IMAGE LEVERAGING OF SPORTS MEGAEVENTS: GERMANY AND THE 2006 FIFA WORLD CUP
OVERVIEW Introduction Rationale for hosting sports ‘megas’ Case study: Germany ‘Social’ leveraging and the ‘feel-good’ factor Summary
INTRODUCTION ‘Image’ leveraging extends traditional research on sports ‘megas’ Extant literature tends to focus on ‘post-hoc’ impact studies of ‘legacy’ ‘Leveraging’ studies looks at strategies of how to produce a legacy Most work on economic leveraging of events
TREND TOWARDS ‘IMAGE’ LEVERAGING 1.
Majority of recent/upcoming SME bound by focus on leveraging ‘image’ Less interested in host nation elite sport performance ‘Emerging’ states wishing to alter their image/with troubled histories = most to gain Concept of ‘soft power’ can aid explanation of image legacies
2008: Olympics, China (Beijing) 2010: Commonwealth Games, India (Delhi) 2014: Winter Olympics, Russia (Sochi) 2014: FIFA World Cup, Brazil 2016: Olympics, Brazil (Rio de Janeiro) 2018: FIFA World Cup, Russia 2022: FIFA World Cup, Qatar
SOME GENERAL OBSERVATIONS
Major shift from advanced capitalist states to developing, small and ‘emerging’ states Rationale for hosting usually premised on 5 broad hoped-for ‘legacies’
LEGACY 1 Mega-events/elite sport = participation (key Olympic legacy) â€“ little empirical evidence
LEGACY 2 Economic = ambiguous; tourism = often lower
LEGACY 3 Urban regeneration – yes, but beneficial to society? (cf. ‘social cleansing’; Westfield Group-owned shopping centre etc.)
LEGACY 4 ‘Feelgood’ = some empirical evidence, but not leveraged
LEGACY 5 Enhancing national image (â€˜Soft Powerâ€™) = evidence that states believe this to be the case
CASE STUDY: 2006 FIFA WORLD CUP Successful event for changing national image Germany central to history of political use of sport (1936/1954/1972/2006; GDR) Prior to 2006 Germany’s image v. negative 2006 FIFA World Cup = witnessed by a cumulative global TV audience of all matches over 26 billion (FIFA 2011)

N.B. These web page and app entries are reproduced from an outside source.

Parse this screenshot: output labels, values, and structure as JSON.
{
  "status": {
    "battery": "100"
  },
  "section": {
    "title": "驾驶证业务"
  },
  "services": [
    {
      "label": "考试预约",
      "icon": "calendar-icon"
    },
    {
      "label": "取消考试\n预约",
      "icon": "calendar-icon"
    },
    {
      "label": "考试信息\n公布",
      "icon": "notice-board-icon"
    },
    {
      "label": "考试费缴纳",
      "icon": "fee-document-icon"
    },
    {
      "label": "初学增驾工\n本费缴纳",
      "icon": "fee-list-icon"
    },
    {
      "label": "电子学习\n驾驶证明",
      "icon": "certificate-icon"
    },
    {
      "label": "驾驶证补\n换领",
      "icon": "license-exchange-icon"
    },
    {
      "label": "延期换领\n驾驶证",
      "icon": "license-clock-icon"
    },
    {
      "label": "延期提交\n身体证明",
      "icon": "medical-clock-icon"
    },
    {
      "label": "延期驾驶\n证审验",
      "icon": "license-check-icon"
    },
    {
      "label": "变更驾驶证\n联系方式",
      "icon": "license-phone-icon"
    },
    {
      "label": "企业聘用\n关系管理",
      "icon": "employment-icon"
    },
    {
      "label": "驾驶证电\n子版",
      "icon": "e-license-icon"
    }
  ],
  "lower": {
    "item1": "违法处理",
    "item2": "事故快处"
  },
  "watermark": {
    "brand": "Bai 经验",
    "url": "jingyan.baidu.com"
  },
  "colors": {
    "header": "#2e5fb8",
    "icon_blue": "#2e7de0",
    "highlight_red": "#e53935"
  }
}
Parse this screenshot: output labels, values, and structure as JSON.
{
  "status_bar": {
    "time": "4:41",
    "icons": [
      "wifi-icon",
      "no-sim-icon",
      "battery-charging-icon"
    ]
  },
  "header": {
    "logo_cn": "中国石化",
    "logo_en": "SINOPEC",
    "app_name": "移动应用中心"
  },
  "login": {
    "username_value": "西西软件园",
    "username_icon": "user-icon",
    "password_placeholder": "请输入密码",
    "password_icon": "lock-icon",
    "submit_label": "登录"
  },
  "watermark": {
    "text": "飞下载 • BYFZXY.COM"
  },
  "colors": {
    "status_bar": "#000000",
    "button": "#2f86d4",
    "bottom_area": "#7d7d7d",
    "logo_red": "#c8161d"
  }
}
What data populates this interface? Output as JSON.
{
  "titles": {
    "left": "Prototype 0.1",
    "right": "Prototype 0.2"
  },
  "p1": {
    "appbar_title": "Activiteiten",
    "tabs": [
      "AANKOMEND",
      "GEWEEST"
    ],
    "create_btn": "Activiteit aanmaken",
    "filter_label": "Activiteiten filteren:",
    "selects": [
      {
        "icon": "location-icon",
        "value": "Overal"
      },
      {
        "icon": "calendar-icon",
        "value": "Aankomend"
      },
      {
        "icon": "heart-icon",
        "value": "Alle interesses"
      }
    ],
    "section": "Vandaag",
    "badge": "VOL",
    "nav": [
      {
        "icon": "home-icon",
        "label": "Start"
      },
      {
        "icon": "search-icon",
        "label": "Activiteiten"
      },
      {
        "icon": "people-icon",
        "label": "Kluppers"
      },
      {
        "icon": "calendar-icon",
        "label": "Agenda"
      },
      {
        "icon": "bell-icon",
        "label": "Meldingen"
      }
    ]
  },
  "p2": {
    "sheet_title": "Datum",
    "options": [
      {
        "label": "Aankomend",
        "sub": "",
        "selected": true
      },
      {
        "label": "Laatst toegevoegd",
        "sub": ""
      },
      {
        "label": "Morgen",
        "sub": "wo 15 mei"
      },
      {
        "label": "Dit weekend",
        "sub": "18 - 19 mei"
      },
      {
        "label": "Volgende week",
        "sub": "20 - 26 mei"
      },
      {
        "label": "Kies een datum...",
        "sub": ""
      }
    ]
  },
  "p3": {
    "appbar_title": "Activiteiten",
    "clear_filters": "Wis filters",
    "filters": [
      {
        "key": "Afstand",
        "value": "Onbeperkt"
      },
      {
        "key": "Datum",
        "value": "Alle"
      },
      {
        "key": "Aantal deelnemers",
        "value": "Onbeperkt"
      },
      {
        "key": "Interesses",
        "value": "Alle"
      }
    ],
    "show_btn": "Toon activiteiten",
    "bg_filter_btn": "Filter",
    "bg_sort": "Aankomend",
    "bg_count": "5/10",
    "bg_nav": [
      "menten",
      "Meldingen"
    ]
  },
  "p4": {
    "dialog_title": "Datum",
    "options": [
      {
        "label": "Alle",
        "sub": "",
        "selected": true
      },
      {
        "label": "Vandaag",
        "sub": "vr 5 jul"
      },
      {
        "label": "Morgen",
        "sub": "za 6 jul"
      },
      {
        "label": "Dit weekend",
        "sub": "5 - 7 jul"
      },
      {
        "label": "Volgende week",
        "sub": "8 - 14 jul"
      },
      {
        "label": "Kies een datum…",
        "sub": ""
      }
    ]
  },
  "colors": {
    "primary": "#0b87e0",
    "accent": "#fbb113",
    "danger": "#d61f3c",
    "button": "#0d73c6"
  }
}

GERMAN STRATEGY FOR LEVERAGING ‘IMAGE’ Focus on ‘leveraging’ rather than hoping for ‘legacy’ 4 key ingredients to success:
1. 2. 3. 4.
Leveraging strategy Long-term, carefully planned campaigns to improve Germany’s image abroad Fan-centred approach Feelgood-factor
1. WHAT IS ‘LEVERAGING’? Pre-event strategy to get the most out of an event ‘Leveraging’ generally understood as the activities ‘which seek to maximise the longterm benefits of an event’ Deliberate, strategic modus operandi as opposed to haphazard, hopeful and lucky Usually targeted at something specific (economic/urban regeneration/’image’)
2. GERMANY 2006 – IMAGE CAMPAIGNS A ‘cluster’ of campaigns designed to leverage the most out of the FWC German National Tourist promoted Germany as a travel destination well in advance of the FWC ‘National Service and Friendliness Campaign’ ‘Augmentation’ – events around the FWC Land of Ideas=showcasing Germany and attracting tourism and foreign investment
3. FAN-CENTRED APPROACH Public viewing ‘spaces’ unprecedented success Over 20 million people joined in the parties at public ‘Fan Fests’ Large viewing screens set up in the 12 host cities in Germany (women=44%; 22% in stadiums) 2 million foreign visitors to Germany All games were 98% full to capacity
4. ‘FEEL-GOOD FACTOR’ Little research on ‘feelgood’ factor in sport Clearly something accompanying mass sports events Germany set out to create a feelgood factor …which leads to a sense of ‘communitas’ a ‘weness’ among fans/participants The scale of a sense of ‘celebration’ and ‘social camaraderie’ in Germany unexpected How can communitas be marshalled to affect change in society?
INCREASE IN TOURISM Year-on-year increase in tourism and ‘overnight stays’
SUMMARY Germany (2006) successful ‘image’ leveraging = probably influenced recent/next hosts Fan-centred approach and ‘feel-good’ factor will be central in future Sports mega-events with the greatest impact have been those who have pre-planned, preevent leveraging strategies